The problem =
Set the entries down again exactly; none may be skipped.

Data extracts =

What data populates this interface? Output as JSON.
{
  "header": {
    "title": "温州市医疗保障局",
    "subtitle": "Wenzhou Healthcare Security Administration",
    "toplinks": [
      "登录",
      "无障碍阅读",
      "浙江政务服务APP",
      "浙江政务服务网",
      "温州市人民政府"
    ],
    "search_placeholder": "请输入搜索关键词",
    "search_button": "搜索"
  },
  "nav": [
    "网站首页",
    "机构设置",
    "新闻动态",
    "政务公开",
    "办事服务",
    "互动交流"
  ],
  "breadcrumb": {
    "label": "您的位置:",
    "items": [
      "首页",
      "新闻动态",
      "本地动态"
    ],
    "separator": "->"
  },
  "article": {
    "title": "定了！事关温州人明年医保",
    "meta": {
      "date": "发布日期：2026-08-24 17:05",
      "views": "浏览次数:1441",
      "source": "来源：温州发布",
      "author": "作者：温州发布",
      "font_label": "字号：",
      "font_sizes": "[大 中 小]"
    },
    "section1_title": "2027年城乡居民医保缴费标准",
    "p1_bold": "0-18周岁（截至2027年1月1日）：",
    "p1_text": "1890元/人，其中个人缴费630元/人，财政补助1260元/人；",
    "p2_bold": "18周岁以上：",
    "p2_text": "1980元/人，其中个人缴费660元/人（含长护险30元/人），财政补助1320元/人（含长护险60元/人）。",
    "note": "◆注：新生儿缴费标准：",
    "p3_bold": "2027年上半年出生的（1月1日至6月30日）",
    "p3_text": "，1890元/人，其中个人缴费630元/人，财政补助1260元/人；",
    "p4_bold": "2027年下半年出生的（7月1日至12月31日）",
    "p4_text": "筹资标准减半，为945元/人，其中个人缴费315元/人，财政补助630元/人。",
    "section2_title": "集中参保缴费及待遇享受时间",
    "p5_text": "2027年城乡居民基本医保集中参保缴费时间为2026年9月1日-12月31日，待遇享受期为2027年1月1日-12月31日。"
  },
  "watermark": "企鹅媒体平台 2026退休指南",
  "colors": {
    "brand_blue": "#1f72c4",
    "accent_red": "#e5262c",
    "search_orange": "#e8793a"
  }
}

Response area =
What data populates this interface? Output as JSON.
{
  "header": {
    "title": "温州市医疗保障局",
    "subtitle": "Wenzhou Healthcare Security Administration",
    "toplinks": [
      "登录",
      "无障碍阅读",
      "浙江政务服务APP",
      "浙江政务服务网",
      "温州市人民政府"
    ],
    "search_placeholder": "请输入搜索关键词",
    "search_button": "搜索"
  },
  "nav": [
    "网站首页",
    "机构设置",
    "新闻动态",
    "政务公开",
    "办事服务",
    "互动交流"
  ],
  "breadcrumb": {
    "label": "您的位置:",
    "items": [
      "首页",
      "新闻动态",
      "本地动态"
    ],
    "separator": "->"
  },
  "article": {
    "title": "定了！事关温州人明年医保",
    "meta": {
      "date": "发布日期：2026-08-24 17:05",
      "views": "浏览次数:1441",
      "source": "来源：温州发布",
      "author": "作者：温州发布",
      "font_label": "字号：",
      "font_sizes": "[大 中 小]"
    },
    "section1_title": "2027年城乡居民医保缴费标准",
    "p1_bold": "0-18周岁（截至2027年1月1日）：",
    "p1_text": "1890元/人，其中个人缴费630元/人，财政补助1260元/人；",
    "p2_bold": "18周岁以上：",
    "p2_text": "1980元/人，其中个人缴费660元/人（含长护险30元/人），财政补助1320元/人（含长护险60元/人）。",
    "note": "◆注：新生儿缴费标准：",
    "p3_bold": "2027年上半年出生的（1月1日至6月30日）",
    "p3_text": "，1890元/人，其中个人缴费630元/人，财政补助1260元/人；",
    "p4_bold": "2027年下半年出生的（7月1日至12月31日）",
    "p4_text": "筹资标准减半，为945元/人，其中个人缴费315元/人，财政补助630元/人。",
    "section2_title": "集中参保缴费及待遇享受时间",
    "p5_text": "2027年城乡居民基本医保集中参保缴费时间为2026年9月1日-12月31日，待遇享受期为2027年1月1日-12月31日。"
  },
  "watermark": "企鹅媒体平台 2026退休指南",
  "colors": {
    "brand_blue": "#1f72c4",
    "accent_red": "#e5262c",
    "search_orange": "#e8793a"
  }
}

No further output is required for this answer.